Many people buy their commercial figurines ready-made for their Maltese Christmas crib with little thought as to who and how they were made. When making a Christmas crib, the size and shape of the pasturi are actually the first consideration when thinking about the structure of the crib. So how are these made?
The origin of the Maltese crib dates to the 17th century, but it successfully took off after World War II. From there on, the Christmas traditional crib became one of the main attractions on the island during the festive season. One can set up a traditional or a contemporary crib, whichever suits his/her fancy. You can even order a tailor-made crib which are constructed by heavily dedicated individuals.
The materials used included conventional material such as papier-mache and gagazza (rustic stone) but also during today’s modern age, this has developed into using synthetic materials such as polystyrene.
The pasturi are statuettes that set the scene in the Maltese Christmas crib. Figurines from different walks of life depict the country’s traditions. Typical Maltese cribs include l-għaġeb, who is the happy man standing in complete awe in front of the grotto with his arms raised, thanking the heavens for the Christmas miracle.
Another interesting pastur is the ix-xabbatur who is a curious character peeping into the cave to get the first look at Baby Jesus. Other characters including the sleeping figurine and the singing musicians playing the bagpipes and tambourine. Typical pasturi also include the nativity scene, angels, and shepherds.

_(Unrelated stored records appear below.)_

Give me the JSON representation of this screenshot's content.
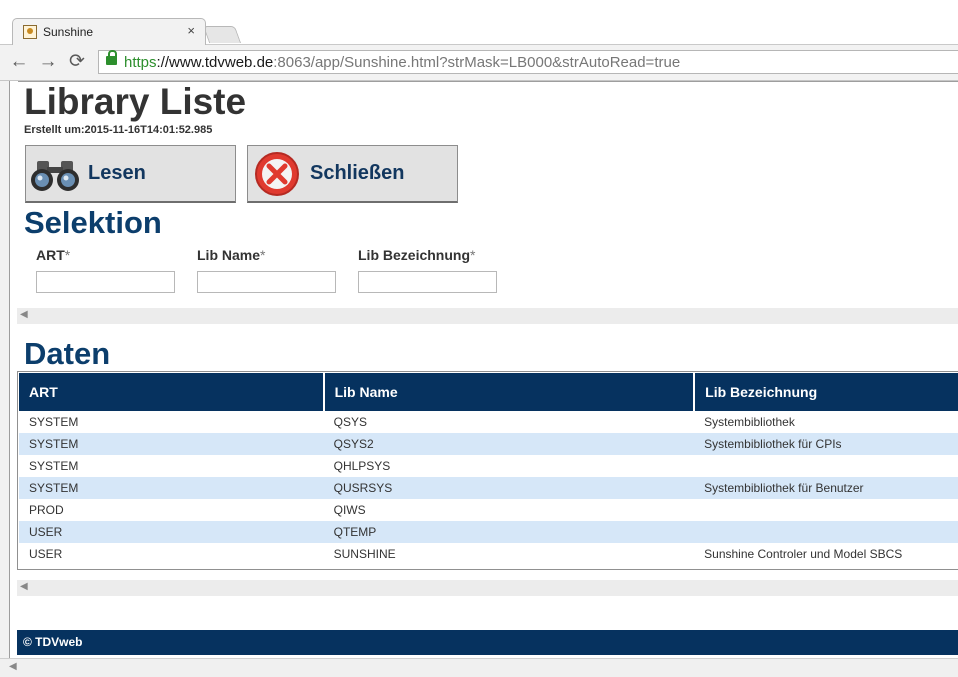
{
  "browser": {
    "tab_title": "Sunshine",
    "tab_close": "×",
    "url_scheme": "https",
    "url_host": "://www.tdvweb.de",
    "url_rest": ":8063/app/Sunshine.html?strMask=LB000&strAutoRead=true",
    "nav_back": "←",
    "nav_forward": "→",
    "nav_reload": "⟳"
  },
  "page": {
    "title": "Library Liste",
    "created": "Erstellt um:2015-11-16T14:01:52.985"
  },
  "actions": {
    "read_label": "Lesen",
    "close_label": "Schließen"
  },
  "selection": {
    "title": "Selektion",
    "fields": [
      {
        "label": "ART",
        "required_mark": "*",
        "value": ""
      },
      {
        "label": "Lib Name",
        "required_mark": "*",
        "value": ""
      },
      {
        "label": "Lib Bezeichnung",
        "required_mark": "*",
        "value": ""
      }
    ]
  },
  "data": {
    "title": "Daten",
    "columns": [
      "ART",
      "Lib Name",
      "Lib Bezeichnung"
    ],
    "rows": [
      [
        "SYSTEM",
        "QSYS",
        "Systembibliothek"
      ],
      [
        "SYSTEM",
        "QSYS2",
        "Systembibliothek für CPIs"
      ],
      [
        "SYSTEM",
        "QHLPSYS",
        ""
      ],
      [
        "SYSTEM",
        "QUSRSYS",
        "Systembibliothek für Benutzer"
      ],
      [
        "PROD",
        "QIWS",
        ""
      ],
      [
        "USER",
        "QTEMP",
        ""
      ],
      [
        "USER",
        "SUNSHINE",
        "Sunshine Controler und Model SBCS"
      ]
    ]
  },
  "footer": {
    "text": "© TDVweb"
  },
  "colors": {
    "header_bg": "#06325f",
    "heading": "#0c3e6c",
    "row_alt": "#d6e7f8",
    "close_icon": "#e03a2f"
  }
}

The Maltese crib, together with its pasturi, hold a very special place in Malta’s heart. In fact, some might even go as far as saying that, there is no Christmas without a crib in Malta.